• _PROBLEM TO SOLVE_:
Pull every line with "JSON" from the data below and copy it.
======== INFORMATION ========
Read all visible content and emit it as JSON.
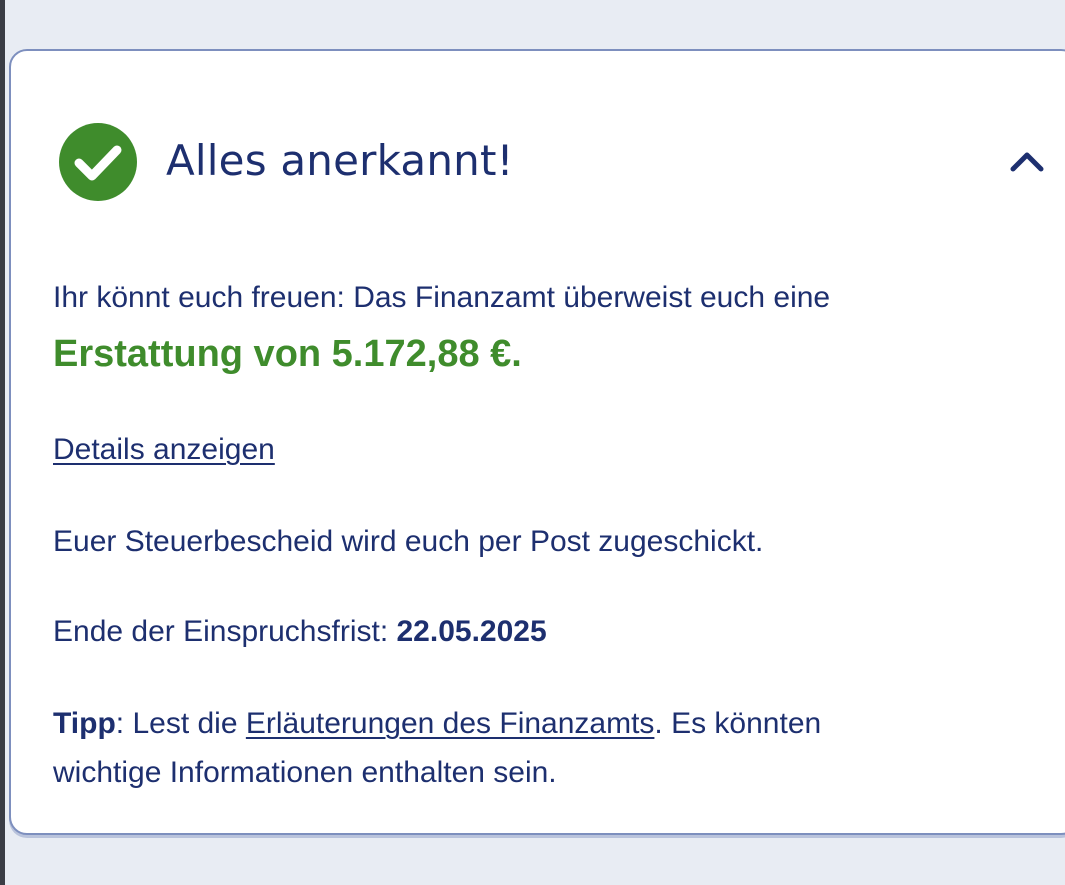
{
  "card": {
    "title": "Alles anerkannt!",
    "message_intro": "Ihr könnt euch freuen: Das Finanzamt überweist euch eine",
    "refund_text": "Erstattung von 5.172,88 €.",
    "details_link": "Details anzeigen",
    "post_notice": "Euer Steuerbescheid wird euch per Post zugeschickt.",
    "deadline_label": "Ende der Einspruchsfrist: ",
    "deadline_date": "22.05.2025",
    "tip_label": "Tipp",
    "tip_text_1": ": Lest die ",
    "tip_link": "Erläuterungen des Finanzamts",
    "tip_text_2": ". Es könnten",
    "tip_text_3": "wichtige Informationen enthalten sein."
  },
  "icons": {
    "status": "check-circle-icon",
    "toggle": "chevron-up-icon"
  },
  "colors": {
    "primary_text": "#1d2f6f",
    "success_green": "#3f8c2c",
    "card_border": "#7d8fbe",
    "background": "#e8ecf3"
  }
}
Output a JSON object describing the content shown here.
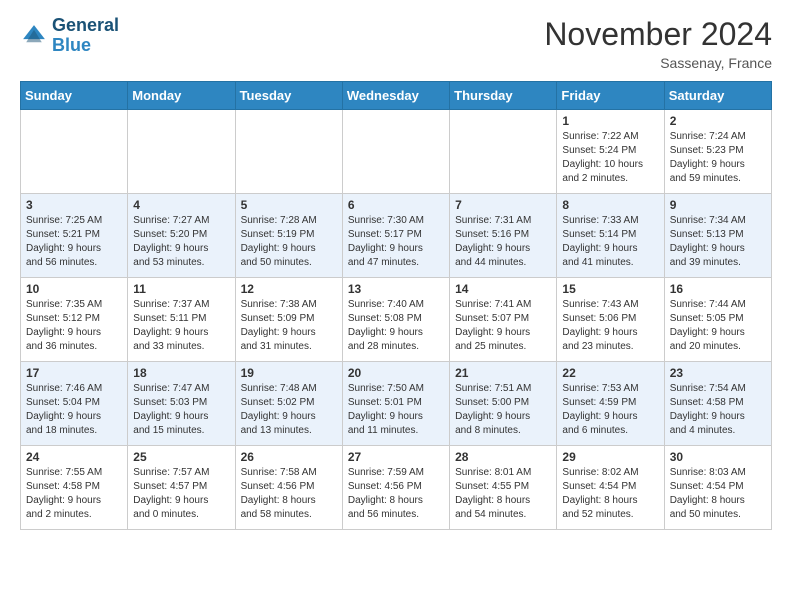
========
• _PROBLEM SOLUTION_:
Read all visible content and emit it as JSON.
Output a JSON object describing the content shown here.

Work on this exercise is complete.